[Start of section]
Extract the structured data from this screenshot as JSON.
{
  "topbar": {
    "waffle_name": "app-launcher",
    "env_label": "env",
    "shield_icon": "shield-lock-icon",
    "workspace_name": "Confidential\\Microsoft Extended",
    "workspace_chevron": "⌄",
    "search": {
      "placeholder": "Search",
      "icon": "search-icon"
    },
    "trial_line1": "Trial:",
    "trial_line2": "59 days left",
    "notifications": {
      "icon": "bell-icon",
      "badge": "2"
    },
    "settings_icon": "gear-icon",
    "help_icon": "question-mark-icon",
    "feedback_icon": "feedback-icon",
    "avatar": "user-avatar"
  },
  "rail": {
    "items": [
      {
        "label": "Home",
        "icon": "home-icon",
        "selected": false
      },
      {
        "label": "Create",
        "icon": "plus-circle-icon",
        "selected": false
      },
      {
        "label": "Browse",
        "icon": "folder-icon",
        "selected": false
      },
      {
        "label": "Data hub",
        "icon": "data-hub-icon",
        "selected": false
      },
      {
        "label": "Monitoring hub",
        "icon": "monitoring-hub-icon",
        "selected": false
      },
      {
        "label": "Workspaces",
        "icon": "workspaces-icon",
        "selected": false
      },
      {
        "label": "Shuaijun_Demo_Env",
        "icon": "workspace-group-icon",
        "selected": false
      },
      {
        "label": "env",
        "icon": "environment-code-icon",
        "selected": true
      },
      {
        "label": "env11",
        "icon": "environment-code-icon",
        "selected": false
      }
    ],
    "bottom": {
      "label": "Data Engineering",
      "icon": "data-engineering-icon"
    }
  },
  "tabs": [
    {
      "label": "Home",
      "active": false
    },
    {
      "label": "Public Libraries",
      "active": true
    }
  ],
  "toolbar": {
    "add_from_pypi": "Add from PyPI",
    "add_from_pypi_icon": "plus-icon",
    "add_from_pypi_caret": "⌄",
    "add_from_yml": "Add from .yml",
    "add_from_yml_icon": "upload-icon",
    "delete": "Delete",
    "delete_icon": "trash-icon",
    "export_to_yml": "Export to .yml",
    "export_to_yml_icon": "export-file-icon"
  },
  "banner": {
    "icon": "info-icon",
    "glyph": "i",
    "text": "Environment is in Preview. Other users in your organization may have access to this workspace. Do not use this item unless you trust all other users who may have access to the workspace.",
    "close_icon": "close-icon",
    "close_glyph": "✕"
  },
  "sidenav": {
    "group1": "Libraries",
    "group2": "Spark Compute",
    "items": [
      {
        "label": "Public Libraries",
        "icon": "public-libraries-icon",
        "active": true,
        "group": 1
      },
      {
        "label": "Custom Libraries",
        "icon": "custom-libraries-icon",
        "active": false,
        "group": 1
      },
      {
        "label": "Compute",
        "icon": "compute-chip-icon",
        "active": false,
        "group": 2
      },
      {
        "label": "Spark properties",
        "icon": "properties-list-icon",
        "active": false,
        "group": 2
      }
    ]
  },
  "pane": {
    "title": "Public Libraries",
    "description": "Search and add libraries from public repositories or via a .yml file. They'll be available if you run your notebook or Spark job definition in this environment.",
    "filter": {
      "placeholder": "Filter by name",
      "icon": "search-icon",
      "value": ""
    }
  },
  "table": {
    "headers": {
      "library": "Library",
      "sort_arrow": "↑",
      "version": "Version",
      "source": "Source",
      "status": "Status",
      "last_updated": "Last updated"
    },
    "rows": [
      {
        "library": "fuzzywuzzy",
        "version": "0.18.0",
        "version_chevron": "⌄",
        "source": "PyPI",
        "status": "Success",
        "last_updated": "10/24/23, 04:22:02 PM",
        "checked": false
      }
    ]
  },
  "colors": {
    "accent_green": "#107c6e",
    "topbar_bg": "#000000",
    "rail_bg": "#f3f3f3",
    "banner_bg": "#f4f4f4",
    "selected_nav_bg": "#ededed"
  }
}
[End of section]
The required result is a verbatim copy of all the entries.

Extract the structured data from this screenshot as JSON.
{
  "topbar": {
    "waffle_name": "app-launcher",
    "env_label": "env",
    "shield_icon": "shield-lock-icon",
    "workspace_name": "Confidential\\Microsoft Extended",
    "workspace_chevron": "⌄",
    "search": {
      "placeholder": "Search",
      "icon": "search-icon"
    },
    "trial_line1": "Trial:",
    "trial_line2": "59 days left",
    "notifications": {
      "icon": "bell-icon",
      "badge": "2"
    },
    "settings_icon": "gear-icon",
    "help_icon": "question-mark-icon",
    "feedback_icon": "feedback-icon",
    "avatar": "user-avatar"
  },
  "rail": {
    "items": [
      {
        "label": "Home",
        "icon": "home-icon",
        "selected": false
      },
      {
        "label": "Create",
        "icon": "plus-circle-icon",
        "selected": false
      },
      {
        "label": "Browse",
        "icon": "folder-icon",
        "selected": false
      },
      {
        "label": "Data hub",
        "icon": "data-hub-icon",
        "selected": false
      },
      {
        "label": "Monitoring hub",
        "icon": "monitoring-hub-icon",
        "selected": false
      },
      {
        "label": "Workspaces",
        "icon": "workspaces-icon",
        "selected": false
      },
      {
        "label": "Shuaijun_Demo_Env",
        "icon": "workspace-group-icon",
        "selected": false
      },
      {
        "label": "env",
        "icon": "environment-code-icon",
        "selected": true
      },
      {
        "label": "env11",
        "icon": "environment-code-icon",
        "selected": false
      }
    ],
    "bottom": {
      "label": "Data Engineering",
      "icon": "data-engineering-icon"
    }
  },
  "tabs": [
    {
      "label": "Home",
      "active": false
    },
    {
      "label": "Public Libraries",
      "active": true
    }
  ],
  "toolbar": {
    "add_from_pypi": "Add from PyPI",
    "add_from_pypi_icon": "plus-icon",
    "add_from_pypi_caret": "⌄",
    "add_from_yml": "Add from .yml",
    "add_from_yml_icon": "upload-icon",
    "delete": "Delete",
    "delete_icon": "trash-icon",
    "export_to_yml": "Export to .yml",
    "export_to_yml_icon": "export-file-icon"
  },
  "banner": {
    "icon": "info-icon",
    "glyph": "i",
    "text": "Environment is in Preview. Other users in your organization may have access to this workspace. Do not use this item unless you trust all other users who may have access to the workspace.",
    "close_icon": "close-icon",
    "close_glyph": "✕"
  },
  "sidenav": {
    "group1": "Libraries",
    "group2": "Spark Compute",
    "items": [
      {
        "label": "Public Libraries",
        "icon": "public-libraries-icon",
        "active": true,
        "group": 1
      },
      {
        "label": "Custom Libraries",
        "icon": "custom-libraries-icon",
        "active": false,
        "group": 1
      },
      {
        "label": "Compute",
        "icon": "compute-chip-icon",
        "active": false,
        "group": 2
      },
      {
        "label": "Spark properties",
        "icon": "properties-list-icon",
        "active": false,
        "group": 2
      }
    ]
  },
  "pane": {
    "title": "Public Libraries",
    "description": "Search and add libraries from public repositories or via a .yml file. They'll be available if you run your notebook or Spark job definition in this environment.",
    "filter": {
      "placeholder": "Filter by name",
      "icon": "search-icon",
      "value": ""
    }
  },
  "table": {
    "headers": {
      "library": "Library",
      "sort_arrow": "↑",
      "version": "Version",
      "source": "Source",
      "status": "Status",
      "last_updated": "Last updated"
    },
    "rows": [
      {
        "library": "fuzzywuzzy",
        "version": "0.18.0",
        "version_chevron": "⌄",
        "source": "PyPI",
        "status": "Success",
        "last_updated": "10/24/23, 04:22:02 PM",
        "checked": false
      }
    ]
  },
  "colors": {
    "accent_green": "#107c6e",
    "topbar_bg": "#000000",
    "rail_bg": "#f3f3f3",
    "banner_bg": "#f4f4f4",
    "selected_nav_bg": "#ededed"
  }
}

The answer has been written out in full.